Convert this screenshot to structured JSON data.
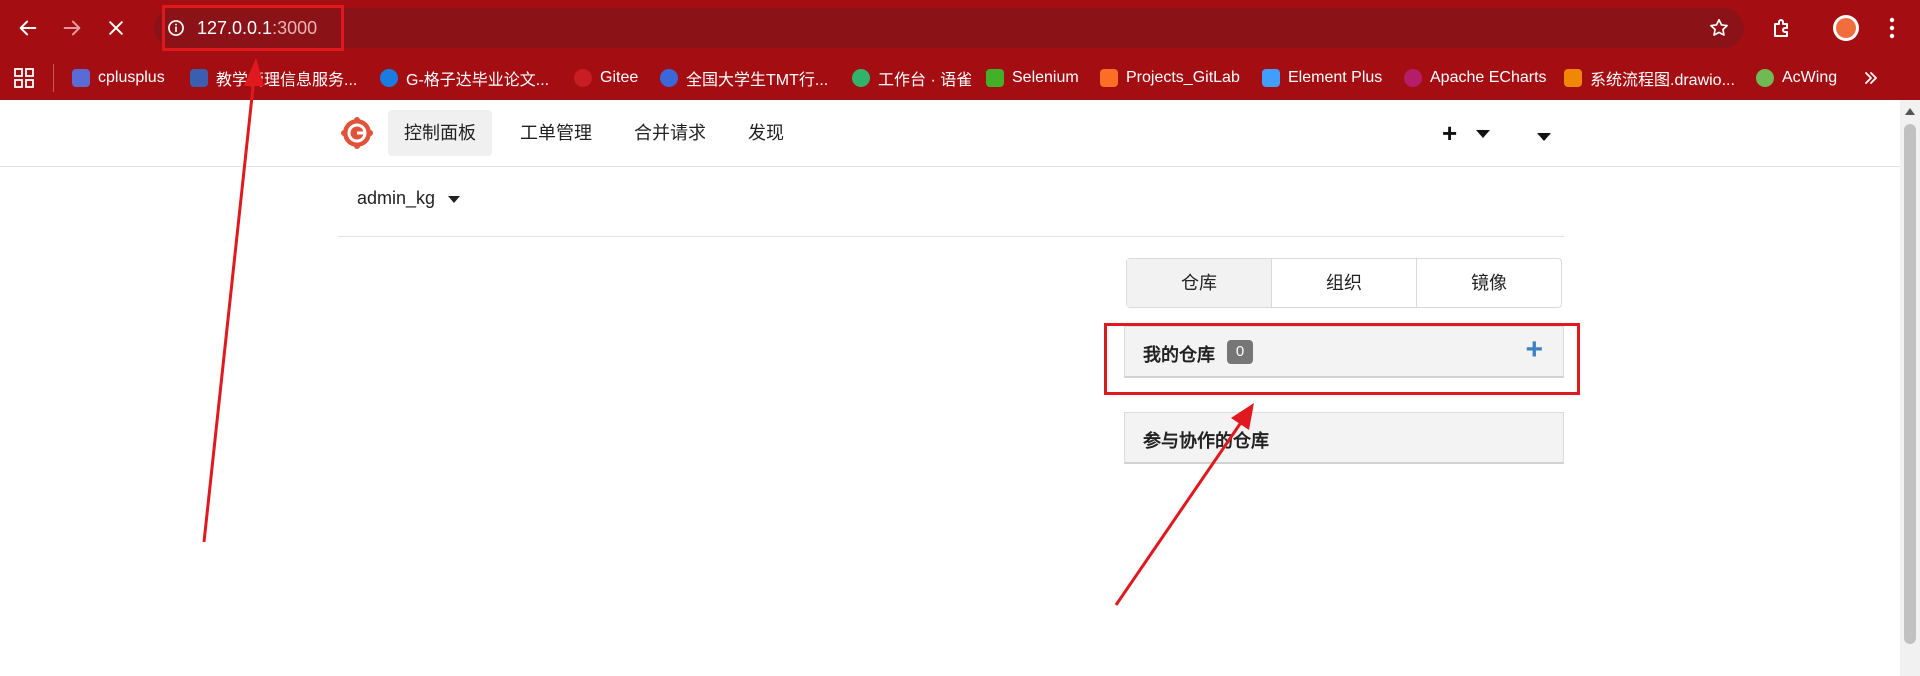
{
  "browser": {
    "url_host": "127.0.0.1",
    "url_port": ":3000",
    "bookmarks": [
      {
        "label": "cplusplus",
        "color": "#5b6bd6"
      },
      {
        "label": "教学管理信息服务...",
        "color": "#3b5fb0"
      },
      {
        "label": "G-格子达毕业论文...",
        "color": "#1a7ce0"
      },
      {
        "label": "Gitee",
        "color": "#c71d23"
      },
      {
        "label": "全国大学生TMT行...",
        "color": "#3a68d8"
      },
      {
        "label": "工作台 · 语雀",
        "color": "#31b36b"
      },
      {
        "label": "Selenium",
        "color": "#43b02a"
      },
      {
        "label": "Projects_GitLab",
        "color": "#fc6d26"
      },
      {
        "label": "Element Plus",
        "color": "#409eff"
      },
      {
        "label": "Apache ECharts",
        "color": "#b51d6a"
      },
      {
        "label": "系统流程图.drawio...",
        "color": "#f08705"
      },
      {
        "label": "AcWing",
        "color": "#6fba55"
      }
    ]
  },
  "header": {
    "nav": [
      "控制面板",
      "工单管理",
      "合并请求",
      "发现"
    ],
    "plus_label": "+"
  },
  "context": {
    "user": "admin_kg"
  },
  "tabs": [
    "仓库",
    "组织",
    "镜像"
  ],
  "panels": {
    "my_repos": {
      "title": "我的仓库",
      "count": "0",
      "add": "+"
    },
    "collab_repos": {
      "title": "参与协作的仓库"
    }
  },
  "colors": {
    "chrome": "#a40e12",
    "annotation": "#e0191f",
    "accent": "#3b82c4"
  }
}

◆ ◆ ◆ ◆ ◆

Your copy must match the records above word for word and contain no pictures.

**Answer below:**
Convert this screenshot to structured JSON data.
{
  "browser": {
    "url_host": "127.0.0.1",
    "url_port": ":3000",
    "bookmarks": [
      {
        "label": "cplusplus",
        "color": "#5b6bd6"
      },
      {
        "label": "教学管理信息服务...",
        "color": "#3b5fb0"
      },
      {
        "label": "G-格子达毕业论文...",
        "color": "#1a7ce0"
      },
      {
        "label": "Gitee",
        "color": "#c71d23"
      },
      {
        "label": "全国大学生TMT行...",
        "color": "#3a68d8"
      },
      {
        "label": "工作台 · 语雀",
        "color": "#31b36b"
      },
      {
        "label": "Selenium",
        "color": "#43b02a"
      },
      {
        "label": "Projects_GitLab",
        "color": "#fc6d26"
      },
      {
        "label": "Element Plus",
        "color": "#409eff"
      },
      {
        "label": "Apache ECharts",
        "color": "#b51d6a"
      },
      {
        "label": "系统流程图.drawio...",
        "color": "#f08705"
      },
      {
        "label": "AcWing",
        "color": "#6fba55"
      }
    ]
  },
  "header": {
    "nav": [
      "控制面板",
      "工单管理",
      "合并请求",
      "发现"
    ],
    "plus_label": "+"
  },
  "context": {
    "user": "admin_kg"
  },
  "tabs": [
    "仓库",
    "组织",
    "镜像"
  ],
  "panels": {
    "my_repos": {
      "title": "我的仓库",
      "count": "0",
      "add": "+"
    },
    "collab_repos": {
      "title": "参与协作的仓库"
    }
  },
  "colors": {
    "chrome": "#a40e12",
    "annotation": "#e0191f",
    "accent": "#3b82c4"
  }
}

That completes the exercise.